by Deborah Lawrence
Nat gas peaker plants generate electricity when it’s needed most. Such as on hot summer days when air conditioning becomes not so much a luxury as a necessity. And of course, this energy is also the most expensive. So who would have thought that something as lowly as the home thermostat could actually have the potential to make a nat gas peaker plant obsolete?
Smart grids are a fascinating emerging trend in the electricity markets. And perhaps one of the most interesting aspects is the incorporation of smart energy management on the home scale. This has been sorely missing to date. Utilities have long worked with commercial customers to manage energy usage but controlling usage in the residential sector proved problematic. And it has to be said, a bit unimaginative. Not anymore.
While there are a number of smart thermostats in the market, a company called Nest which was formed by a couple of engineers coming out of Apple managed to capture the imagination of consumers. In fact, so much so that Google purchased the company for $3.2B in January 2014, a mere four years after it was founded. So why would Google pay so much for this technology? It’s quite simple, really. The upside potential is profound.
The Nest thermostat is a techno geeks dream. And yet it can still be easily managed by the rest of us. It controls energy demand in the home by gathering data on each individual home’s particular energy needs and then optimizes that data through reduced energy consumption. Obviously this saves users money on their electricity bill. But it also does much more.
The company states:
“Most people leave the house at one temperature and forget to change it. So the Nest Learning Thermostat learns your schedule, programs itself and can be controlled from your phone. Teach it well and the Nest Thermostat can lower your heating and cooling bills up to 20%”.
And it doesn’t stop there. The Nest now incorporates DropCam which:
“…streams HD video live to your computer, phone or tablet. And sends you alerts when there’s motion.”
So presumably you can check to see if your cat really does taunt your dog. But that is not reason enough to pay $3.2B for the technology. MIT Technological Review puts it best:
“For utilities, this kind of “demand response” has long been seen as a killer app for a smart electrical grid, because if electricity use can be lowered just enough at peak times, utilities can avoid firing up costly (and dirty) backup plants.”
And they go on to state:
“Demand response is a neat trick. The Nest thermostat manages it by combining two things that are typically separate—price information and control over demand. It’s consumers who control the air conditioners, electric heaters, and furnaces that dominate a home’s energy diet. But the actual cost of energy can vary widely, in ways that consumers only dimly appreciate and can’t influence.”
Cost of electricity can indeed vary widely. To take Texas as an example, on a hot day when air conditioners are running almost continuously, MIT notes that the wholesale cost can run up from about $40 per megawatt hour to spike as high as nearly $5000 per megawatt hour.

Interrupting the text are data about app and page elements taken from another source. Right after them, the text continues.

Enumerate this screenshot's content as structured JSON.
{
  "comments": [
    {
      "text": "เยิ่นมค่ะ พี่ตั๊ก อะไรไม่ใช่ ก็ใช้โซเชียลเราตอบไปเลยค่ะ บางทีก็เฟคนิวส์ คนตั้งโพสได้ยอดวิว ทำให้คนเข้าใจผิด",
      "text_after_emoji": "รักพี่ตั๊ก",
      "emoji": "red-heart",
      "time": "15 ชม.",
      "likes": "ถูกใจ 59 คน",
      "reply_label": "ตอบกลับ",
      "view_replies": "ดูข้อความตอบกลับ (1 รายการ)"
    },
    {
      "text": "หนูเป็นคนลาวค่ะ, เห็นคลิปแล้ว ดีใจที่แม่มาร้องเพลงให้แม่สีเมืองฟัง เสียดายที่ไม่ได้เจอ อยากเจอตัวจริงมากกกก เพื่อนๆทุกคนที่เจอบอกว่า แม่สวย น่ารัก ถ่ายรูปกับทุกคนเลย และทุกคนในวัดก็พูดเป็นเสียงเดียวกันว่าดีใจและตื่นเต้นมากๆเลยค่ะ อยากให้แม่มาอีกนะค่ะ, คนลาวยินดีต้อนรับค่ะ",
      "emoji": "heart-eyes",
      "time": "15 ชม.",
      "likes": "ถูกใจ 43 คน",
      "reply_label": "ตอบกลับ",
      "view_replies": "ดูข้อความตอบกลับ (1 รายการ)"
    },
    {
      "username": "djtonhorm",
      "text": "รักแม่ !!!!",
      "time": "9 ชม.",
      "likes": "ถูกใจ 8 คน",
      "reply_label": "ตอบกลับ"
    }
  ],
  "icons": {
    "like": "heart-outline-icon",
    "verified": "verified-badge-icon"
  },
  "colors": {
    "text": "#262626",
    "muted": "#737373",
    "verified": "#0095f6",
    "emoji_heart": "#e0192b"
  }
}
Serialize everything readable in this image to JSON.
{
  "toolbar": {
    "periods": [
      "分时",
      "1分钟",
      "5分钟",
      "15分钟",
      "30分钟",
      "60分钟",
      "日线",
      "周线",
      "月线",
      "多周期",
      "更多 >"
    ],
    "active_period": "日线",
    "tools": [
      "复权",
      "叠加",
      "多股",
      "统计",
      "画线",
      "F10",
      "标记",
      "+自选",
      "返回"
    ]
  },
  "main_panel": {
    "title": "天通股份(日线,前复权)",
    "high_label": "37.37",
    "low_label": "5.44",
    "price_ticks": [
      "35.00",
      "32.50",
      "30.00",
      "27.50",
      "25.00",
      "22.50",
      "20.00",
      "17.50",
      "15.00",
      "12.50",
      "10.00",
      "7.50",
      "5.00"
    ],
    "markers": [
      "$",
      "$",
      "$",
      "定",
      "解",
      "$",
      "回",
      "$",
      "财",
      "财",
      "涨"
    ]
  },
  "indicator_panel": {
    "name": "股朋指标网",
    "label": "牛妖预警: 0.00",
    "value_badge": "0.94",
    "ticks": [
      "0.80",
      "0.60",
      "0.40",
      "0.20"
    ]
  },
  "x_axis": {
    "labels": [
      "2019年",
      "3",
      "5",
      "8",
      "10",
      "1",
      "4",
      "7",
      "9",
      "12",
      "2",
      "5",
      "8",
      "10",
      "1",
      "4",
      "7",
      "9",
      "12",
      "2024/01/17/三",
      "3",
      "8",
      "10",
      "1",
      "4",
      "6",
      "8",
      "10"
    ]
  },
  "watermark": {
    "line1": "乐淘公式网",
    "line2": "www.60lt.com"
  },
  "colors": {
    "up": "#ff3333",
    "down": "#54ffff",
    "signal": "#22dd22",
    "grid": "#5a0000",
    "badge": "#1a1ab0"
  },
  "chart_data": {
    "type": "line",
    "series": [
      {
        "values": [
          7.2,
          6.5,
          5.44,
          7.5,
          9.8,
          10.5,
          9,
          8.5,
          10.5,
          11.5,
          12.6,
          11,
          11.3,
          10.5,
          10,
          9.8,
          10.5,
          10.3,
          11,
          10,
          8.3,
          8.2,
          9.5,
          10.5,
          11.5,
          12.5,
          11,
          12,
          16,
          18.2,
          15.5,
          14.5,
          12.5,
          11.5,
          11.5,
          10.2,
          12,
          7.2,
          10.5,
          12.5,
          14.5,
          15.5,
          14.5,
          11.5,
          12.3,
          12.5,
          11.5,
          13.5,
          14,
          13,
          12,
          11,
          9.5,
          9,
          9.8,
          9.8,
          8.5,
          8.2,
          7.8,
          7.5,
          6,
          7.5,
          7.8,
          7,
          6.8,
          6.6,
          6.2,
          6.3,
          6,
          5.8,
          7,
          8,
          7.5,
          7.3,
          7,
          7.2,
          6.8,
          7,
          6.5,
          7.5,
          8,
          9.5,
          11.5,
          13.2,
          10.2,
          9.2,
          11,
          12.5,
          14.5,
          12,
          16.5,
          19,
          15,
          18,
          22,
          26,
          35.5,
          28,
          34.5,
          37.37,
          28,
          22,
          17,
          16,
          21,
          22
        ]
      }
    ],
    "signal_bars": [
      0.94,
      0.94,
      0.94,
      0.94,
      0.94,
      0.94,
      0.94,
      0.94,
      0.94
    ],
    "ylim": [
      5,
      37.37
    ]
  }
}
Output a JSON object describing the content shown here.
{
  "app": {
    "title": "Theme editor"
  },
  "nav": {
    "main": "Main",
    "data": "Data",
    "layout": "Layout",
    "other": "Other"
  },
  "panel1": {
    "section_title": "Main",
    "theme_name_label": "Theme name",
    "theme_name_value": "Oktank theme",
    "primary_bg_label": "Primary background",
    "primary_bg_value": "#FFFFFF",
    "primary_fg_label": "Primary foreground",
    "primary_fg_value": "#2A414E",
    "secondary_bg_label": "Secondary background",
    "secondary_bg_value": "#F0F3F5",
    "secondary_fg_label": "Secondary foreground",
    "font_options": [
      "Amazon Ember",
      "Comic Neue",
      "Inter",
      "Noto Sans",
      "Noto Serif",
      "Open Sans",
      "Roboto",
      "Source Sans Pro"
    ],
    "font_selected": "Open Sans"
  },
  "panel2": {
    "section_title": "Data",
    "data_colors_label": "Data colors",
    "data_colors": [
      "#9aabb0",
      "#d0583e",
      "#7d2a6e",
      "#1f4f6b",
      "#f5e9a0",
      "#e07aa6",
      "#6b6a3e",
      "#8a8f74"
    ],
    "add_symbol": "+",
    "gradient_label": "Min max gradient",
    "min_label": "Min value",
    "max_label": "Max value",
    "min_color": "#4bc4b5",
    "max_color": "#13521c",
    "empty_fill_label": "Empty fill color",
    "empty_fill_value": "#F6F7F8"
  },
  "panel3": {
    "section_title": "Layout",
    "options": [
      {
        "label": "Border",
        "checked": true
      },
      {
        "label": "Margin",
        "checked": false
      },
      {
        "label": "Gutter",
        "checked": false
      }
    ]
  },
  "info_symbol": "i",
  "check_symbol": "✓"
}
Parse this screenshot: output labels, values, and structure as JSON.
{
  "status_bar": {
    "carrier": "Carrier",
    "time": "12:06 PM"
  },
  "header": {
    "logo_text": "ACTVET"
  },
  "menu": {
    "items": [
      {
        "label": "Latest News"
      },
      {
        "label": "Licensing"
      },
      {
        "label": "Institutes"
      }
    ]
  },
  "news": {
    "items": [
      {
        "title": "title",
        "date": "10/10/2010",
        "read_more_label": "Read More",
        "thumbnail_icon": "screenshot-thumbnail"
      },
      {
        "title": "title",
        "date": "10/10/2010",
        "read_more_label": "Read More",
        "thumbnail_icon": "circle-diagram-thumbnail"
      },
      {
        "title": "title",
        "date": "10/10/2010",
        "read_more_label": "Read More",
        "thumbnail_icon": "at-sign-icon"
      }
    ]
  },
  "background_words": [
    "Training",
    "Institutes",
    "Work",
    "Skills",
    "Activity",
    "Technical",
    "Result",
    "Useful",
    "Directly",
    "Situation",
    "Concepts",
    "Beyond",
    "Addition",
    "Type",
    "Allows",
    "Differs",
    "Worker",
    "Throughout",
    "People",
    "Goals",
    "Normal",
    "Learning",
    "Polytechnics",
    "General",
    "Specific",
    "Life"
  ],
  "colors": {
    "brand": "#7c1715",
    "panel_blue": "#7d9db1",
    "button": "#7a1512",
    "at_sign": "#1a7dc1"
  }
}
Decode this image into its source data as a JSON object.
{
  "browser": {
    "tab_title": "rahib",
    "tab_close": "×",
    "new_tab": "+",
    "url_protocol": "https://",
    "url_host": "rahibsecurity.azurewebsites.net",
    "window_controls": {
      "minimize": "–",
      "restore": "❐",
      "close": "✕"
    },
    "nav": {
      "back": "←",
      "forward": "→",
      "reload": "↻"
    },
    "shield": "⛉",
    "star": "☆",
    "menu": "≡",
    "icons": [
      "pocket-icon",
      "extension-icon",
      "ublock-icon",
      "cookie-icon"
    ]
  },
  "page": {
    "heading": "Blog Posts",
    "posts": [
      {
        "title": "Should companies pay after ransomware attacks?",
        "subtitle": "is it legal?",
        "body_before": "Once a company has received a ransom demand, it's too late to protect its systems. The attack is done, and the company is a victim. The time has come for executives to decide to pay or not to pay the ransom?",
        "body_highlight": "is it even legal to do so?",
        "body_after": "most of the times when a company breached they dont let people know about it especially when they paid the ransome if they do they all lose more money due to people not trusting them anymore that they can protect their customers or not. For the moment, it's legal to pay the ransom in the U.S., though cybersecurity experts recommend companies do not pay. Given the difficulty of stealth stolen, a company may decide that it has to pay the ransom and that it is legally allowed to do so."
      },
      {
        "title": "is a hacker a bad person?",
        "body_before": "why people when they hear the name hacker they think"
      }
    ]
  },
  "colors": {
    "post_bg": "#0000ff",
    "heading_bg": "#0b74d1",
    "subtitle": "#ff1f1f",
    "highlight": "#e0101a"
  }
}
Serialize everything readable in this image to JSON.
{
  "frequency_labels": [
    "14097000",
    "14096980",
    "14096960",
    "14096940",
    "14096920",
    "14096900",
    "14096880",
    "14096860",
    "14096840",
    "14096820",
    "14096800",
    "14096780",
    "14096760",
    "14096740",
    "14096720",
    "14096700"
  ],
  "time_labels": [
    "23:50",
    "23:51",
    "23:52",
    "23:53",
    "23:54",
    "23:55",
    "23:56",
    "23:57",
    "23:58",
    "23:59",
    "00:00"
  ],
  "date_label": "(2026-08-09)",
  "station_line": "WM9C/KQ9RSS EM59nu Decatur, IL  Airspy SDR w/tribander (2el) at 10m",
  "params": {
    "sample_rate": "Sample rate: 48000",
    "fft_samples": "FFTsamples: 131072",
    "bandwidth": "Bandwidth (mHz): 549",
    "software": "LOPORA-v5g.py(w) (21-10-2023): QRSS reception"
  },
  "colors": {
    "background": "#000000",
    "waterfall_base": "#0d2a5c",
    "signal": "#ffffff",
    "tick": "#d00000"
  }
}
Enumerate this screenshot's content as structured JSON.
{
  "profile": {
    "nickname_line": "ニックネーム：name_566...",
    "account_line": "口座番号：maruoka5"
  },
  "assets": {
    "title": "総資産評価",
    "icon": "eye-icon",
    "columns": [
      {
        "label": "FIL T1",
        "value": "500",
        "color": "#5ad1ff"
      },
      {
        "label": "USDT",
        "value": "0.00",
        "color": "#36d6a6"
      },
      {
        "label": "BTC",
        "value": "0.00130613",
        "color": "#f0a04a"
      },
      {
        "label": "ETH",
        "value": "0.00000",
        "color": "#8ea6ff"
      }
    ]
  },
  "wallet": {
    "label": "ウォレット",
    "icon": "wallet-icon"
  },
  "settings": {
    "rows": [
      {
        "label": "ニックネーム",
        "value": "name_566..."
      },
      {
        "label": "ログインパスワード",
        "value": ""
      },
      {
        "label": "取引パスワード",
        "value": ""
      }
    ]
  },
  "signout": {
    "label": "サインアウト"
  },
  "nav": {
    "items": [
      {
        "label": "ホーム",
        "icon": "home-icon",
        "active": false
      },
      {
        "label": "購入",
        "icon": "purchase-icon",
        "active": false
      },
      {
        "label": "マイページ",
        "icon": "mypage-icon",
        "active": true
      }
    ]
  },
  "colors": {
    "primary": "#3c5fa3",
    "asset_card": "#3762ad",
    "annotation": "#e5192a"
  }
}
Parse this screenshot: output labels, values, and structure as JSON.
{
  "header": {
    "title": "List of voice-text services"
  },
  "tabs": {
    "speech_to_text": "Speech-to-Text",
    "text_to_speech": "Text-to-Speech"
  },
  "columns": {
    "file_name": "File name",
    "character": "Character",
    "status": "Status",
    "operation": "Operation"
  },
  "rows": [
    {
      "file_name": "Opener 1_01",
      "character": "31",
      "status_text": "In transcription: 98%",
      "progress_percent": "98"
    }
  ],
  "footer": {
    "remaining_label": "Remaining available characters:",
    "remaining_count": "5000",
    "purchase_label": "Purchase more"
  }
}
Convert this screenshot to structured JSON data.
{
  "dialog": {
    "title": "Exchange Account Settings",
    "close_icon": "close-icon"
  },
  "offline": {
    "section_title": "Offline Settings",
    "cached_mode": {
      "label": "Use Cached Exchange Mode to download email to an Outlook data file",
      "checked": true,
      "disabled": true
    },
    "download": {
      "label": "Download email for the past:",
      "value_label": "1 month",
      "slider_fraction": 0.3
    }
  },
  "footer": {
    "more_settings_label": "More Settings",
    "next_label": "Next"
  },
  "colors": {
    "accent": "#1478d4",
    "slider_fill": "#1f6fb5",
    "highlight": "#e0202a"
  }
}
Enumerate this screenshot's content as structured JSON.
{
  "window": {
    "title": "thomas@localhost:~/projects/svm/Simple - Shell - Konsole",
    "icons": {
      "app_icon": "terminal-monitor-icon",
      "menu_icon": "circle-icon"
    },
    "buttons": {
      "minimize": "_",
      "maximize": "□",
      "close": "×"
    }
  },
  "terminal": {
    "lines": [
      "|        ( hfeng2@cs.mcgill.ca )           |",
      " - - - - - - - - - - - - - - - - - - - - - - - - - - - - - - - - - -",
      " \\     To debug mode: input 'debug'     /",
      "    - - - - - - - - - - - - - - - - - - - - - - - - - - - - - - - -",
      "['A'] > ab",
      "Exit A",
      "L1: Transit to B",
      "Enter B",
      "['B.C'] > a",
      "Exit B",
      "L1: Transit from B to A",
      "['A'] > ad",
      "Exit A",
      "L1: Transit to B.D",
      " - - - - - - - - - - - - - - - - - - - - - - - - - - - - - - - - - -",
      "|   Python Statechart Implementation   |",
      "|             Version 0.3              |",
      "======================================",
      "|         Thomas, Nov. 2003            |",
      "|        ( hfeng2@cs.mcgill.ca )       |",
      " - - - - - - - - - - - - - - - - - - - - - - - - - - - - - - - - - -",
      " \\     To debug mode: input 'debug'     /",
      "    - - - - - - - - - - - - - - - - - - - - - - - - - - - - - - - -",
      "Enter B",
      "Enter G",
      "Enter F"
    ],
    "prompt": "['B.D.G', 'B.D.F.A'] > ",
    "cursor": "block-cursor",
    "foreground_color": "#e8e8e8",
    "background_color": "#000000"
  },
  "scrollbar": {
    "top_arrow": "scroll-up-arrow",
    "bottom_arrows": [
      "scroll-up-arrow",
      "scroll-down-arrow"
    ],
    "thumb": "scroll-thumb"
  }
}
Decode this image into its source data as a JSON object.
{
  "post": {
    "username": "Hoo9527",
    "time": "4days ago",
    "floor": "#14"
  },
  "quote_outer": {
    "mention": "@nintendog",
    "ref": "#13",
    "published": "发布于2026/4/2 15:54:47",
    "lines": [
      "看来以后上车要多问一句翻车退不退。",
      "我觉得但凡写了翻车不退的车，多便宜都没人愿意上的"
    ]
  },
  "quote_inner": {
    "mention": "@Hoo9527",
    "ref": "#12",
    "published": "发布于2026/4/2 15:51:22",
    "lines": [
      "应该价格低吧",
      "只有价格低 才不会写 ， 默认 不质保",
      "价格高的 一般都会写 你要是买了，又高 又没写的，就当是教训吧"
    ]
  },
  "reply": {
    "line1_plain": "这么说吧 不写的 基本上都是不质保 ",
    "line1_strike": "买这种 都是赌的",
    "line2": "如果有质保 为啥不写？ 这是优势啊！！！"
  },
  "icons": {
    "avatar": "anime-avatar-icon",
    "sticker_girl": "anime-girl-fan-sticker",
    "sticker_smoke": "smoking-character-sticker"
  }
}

So Austin Energy, the local utility for Austin, Texas engaged with Nest Labs Rush Hour Rewards. This is a service provided by Nest to utilities which enables them to access the Big Data from all the Nest smart thermostats in the area. In this case, they were in Austin. By accessing this data, utilities can better monitor and respond to usage during the peak demand days. The results have been startling. The use of the smart thermostats knocks down demand during peak hours on the hottest of days. Now Austin Energy is offering rebates to encourage customers to use more smart thermostats. Why? Significant cost savings. MIT states:
“Even if Austin gives out $2 million in rebates, that is cheaper than increasing power supply by building a natural-gas-fired generator.”
The cost savings involved in the obsolescence of nat gas peaker plants could ultimately save billions of dollars. MIT points out:
“Eventually, the effects of demand response could be profound. Austin’s program is designed to manage demand only during the 50 hours each year when electricity consumption tests the grid’s limits most. But if demand response can expand to cover the 300 or 400 hours of peak usage, it could entirely shut down the market for “peakers,” or gas-fired plants that come online only to sell expensive electricity. “That’s a big chunk of money that’s at stake,” says Tom Osterhus, CEO of Integral Analytics, a Cincinnati-based maker of smart-grid analytics software. “It’s in the billions.’”
Sales of Nests have been robust. According to Morgan Stanley, in 2014 Nest was selling about 100,000 units a month for about $250. This gave the company about $300 million in revenue. This equates to twice the revenue of 2013. Still market penetration is relatively quite small.
So this simple piece of technology has enormous upside potential. And not only for consumers but also for utilities. Avoiding the costs of building expensive nat gas peaker plants will no doubt appeal to utilities. The cost savings could be massive. But it also doesn’t hurt that the Nest is just plain fun to use. And saves you money too.